Acronis Cloning Nightmare

I recently purchased a WD Caviar Blue WD3200AAJB (320 GB) internal drive to replace my old 40 GB drive in my Dell 4300 running Windows XP. My computer also had two additional drives, 120 GB and 160 GB that I use for backups and data. I rarely post in forums, but after the last 12 hours, I felt compelled to due to the issues I had that might help someone else out.

I only had the bare drive, so I went to the WD site to see what software was available for formatting, etc. I found that the Acronis True Image WD Edition Software v11.0 (Pub Date August 2009) could be used to clone my old drive to the new one. This would save me the hassle of reinstalling the OS and allow me not to have to reset everything up. Great.

I downloaded the Acronis software, installed the WD drive taking out one of the other drives (all bays filled) and proceeded to step through cloning. I wanted to do a manual clone because I needed to control partitions and size. When I got to the “Data moving method: As is, Proportional, Manual” and choose manual, my computer would shut down and reboot for no reason. It did this several times, same spot. I was getting frustrated and started to read other forums on the Acronis website. Someone mentioned try making a bootable CD which the Acronis software does. I tried that method and all I got upon boot up was that the software was looking for WD drive and wouldn’t go further (it was already installed).

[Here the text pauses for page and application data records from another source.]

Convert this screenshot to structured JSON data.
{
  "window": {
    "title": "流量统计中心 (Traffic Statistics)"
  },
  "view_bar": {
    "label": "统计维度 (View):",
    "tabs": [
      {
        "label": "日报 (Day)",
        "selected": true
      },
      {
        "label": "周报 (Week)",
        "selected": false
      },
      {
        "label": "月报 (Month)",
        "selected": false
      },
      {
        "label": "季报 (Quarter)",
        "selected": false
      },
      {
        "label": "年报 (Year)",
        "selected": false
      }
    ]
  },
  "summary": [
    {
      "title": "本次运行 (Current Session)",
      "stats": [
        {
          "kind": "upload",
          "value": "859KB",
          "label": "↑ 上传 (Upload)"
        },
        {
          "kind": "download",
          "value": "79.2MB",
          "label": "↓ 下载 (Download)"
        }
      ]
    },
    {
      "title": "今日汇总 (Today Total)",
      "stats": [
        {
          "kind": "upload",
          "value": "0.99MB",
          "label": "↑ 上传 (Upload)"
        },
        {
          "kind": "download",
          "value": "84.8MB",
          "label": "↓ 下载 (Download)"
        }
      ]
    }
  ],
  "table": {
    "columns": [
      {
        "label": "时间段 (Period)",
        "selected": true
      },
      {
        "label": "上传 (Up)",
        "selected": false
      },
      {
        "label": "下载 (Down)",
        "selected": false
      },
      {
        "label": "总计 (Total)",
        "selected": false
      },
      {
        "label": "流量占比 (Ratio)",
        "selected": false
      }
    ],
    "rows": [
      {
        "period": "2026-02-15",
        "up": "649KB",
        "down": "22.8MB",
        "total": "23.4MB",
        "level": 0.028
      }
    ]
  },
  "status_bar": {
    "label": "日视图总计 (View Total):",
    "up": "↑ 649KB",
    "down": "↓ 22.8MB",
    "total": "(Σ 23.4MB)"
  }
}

I was stuck. Next I tried downloading the latest trial version of Acronis True Image Home 2010. I stepped through the version I installed on the hard drive and to my disappointment, in the new version it too rebooted my computer, SAME STEP as the other version. I then made a bootable disk and this time I was able to get through the “Data moving method: As is, Proportional, Manual” and started partitioning and specifying how much space was needed where. When finally it was ready to partition, I thought I was home free. Up popped a warning that the combinations of what I was doing in cloning was only available in the paid version. Come on!

I only wanted to clone a drive. How hard could this be? Back to forums. On the Acronis website, I saw somebody recommended . The Home Edition was free and a 6.7 MB download. The free bootable Home Edition was 38 MB. I didn’t expect much, but I was out of options. Was I wrong. This piece of software saved the day.

I was able to copy/partition the old FAT, C: (contained the OS), and another data partition (that I used for all the user data) off the 40 GB drive and put it on the new drive, same size for the FAT, OS would be in 60 GB, and the last partition using the rest of the new drive. Things looked good, so I took out the old drive and used the new drive, expecting to boot as normal. Unfortunately, no boot of the OS. I quickly found that I was missing a Master Boot Record (MBR) on the drive. So, using the BOOTABLE copy of Partition Wizard, the utility has an option to rebuild the MBR. Did that and was able to boot from the new drive. Yay! Only about 6 frustrating hours later.

Last thing to do was rearrange drive letters so everything would point correctly as is looked before the upgrade. Using a combination of the Disk Manager that is in Windows XP and the Partition Wizard on the hard drive, I was able to get all my drive letters back correctly and end up with a larger drive and everything else the same. is a must have if you run into issues cloning a WD drive. Good luck. Will definitely make a $ donation to Now, I hope the WD performs for me just as well as the Seagate did for the last 10 years.

Your first sentence tells me more than everything else.  You’re replacing a 40 Gig hard drive with a 320 Gig drive.  It’s probable that your bios isn’t compatible with that large size of drive.  Check Dell for a Bios update and make sure that your Bios is correctly reading the drive before continuing.

Every time that I tried to clone my old IDE C:\ drive to my new WD3200AAKS SATA drive, I would end up with a BOD with error code 0x0000008E.  Was going out my mind until I read your post.  No way am I going to pay WD/Acronis any money to be able to clone  my old disk with the new WD SATA drive that I brought.

Thanks for the tip about  Everything fine on my end. 


YOU PEOPLE AT Western Digital better drop ACRONIS like a fully Glowing Charcoal Chip!